TASK DESCRIPTION. The answer must be one number: how many lines below contain the word "favicon".

RECORDS PROVIDED.
◆ ◆ ◆ ◆

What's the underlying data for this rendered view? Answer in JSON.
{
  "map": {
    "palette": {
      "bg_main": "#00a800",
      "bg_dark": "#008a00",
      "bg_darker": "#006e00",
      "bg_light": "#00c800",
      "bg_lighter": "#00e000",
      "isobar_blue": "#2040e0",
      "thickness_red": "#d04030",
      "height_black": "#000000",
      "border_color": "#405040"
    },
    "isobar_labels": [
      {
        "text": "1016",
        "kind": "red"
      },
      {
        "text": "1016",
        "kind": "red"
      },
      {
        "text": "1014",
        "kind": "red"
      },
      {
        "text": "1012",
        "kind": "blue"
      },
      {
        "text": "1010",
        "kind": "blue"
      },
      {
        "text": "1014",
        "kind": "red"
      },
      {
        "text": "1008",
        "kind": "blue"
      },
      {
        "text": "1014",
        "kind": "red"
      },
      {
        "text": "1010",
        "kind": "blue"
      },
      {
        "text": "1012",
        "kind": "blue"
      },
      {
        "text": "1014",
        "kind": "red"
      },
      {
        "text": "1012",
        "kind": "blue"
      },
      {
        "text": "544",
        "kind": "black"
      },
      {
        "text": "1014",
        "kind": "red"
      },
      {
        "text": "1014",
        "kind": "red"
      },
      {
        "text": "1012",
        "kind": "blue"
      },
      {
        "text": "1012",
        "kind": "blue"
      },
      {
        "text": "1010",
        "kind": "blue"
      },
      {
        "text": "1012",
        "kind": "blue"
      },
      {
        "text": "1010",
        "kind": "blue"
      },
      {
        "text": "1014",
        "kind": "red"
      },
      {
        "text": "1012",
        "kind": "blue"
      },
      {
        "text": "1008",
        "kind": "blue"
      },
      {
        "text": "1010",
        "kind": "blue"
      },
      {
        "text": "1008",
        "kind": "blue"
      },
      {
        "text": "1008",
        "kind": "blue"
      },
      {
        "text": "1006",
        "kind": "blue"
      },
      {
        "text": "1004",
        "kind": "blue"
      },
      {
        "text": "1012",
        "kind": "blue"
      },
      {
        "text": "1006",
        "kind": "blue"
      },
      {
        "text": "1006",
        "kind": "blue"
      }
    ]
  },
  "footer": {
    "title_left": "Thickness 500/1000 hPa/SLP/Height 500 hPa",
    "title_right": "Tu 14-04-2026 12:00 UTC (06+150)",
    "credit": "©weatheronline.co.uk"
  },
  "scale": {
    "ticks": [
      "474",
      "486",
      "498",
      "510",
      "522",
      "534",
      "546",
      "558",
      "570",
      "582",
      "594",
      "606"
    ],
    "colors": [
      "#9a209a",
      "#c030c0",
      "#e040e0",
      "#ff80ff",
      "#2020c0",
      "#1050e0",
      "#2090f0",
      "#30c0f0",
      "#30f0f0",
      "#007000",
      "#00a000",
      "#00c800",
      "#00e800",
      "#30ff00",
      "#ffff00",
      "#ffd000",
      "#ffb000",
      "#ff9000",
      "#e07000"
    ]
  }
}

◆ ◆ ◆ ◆

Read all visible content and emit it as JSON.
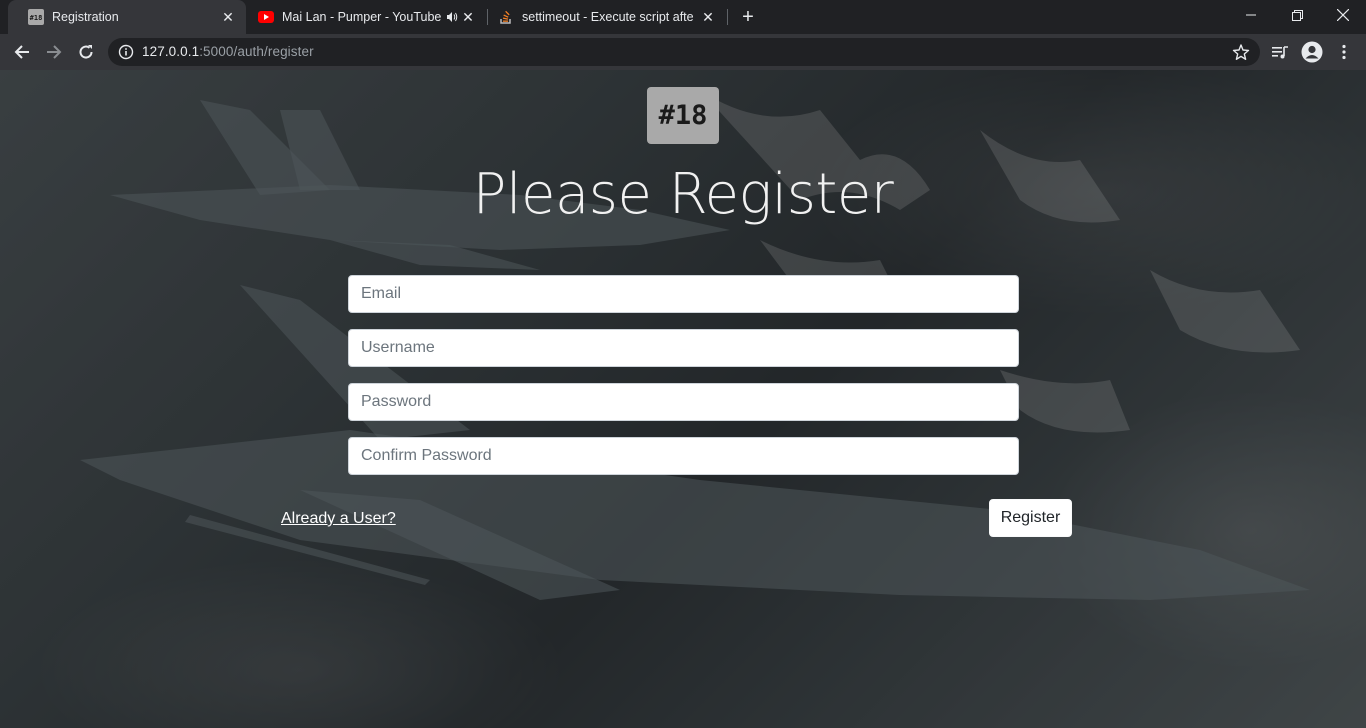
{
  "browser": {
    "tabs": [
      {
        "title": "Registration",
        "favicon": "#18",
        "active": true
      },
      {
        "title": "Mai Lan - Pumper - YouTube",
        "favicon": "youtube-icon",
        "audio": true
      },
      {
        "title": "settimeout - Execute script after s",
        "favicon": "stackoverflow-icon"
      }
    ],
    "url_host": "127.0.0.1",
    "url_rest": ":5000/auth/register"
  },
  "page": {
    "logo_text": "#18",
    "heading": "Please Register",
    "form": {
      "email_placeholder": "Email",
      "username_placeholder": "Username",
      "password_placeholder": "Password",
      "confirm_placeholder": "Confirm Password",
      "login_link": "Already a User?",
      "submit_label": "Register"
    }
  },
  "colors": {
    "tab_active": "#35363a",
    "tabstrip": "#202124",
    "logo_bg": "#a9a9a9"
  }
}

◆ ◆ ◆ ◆

TASK OUTPUT. 3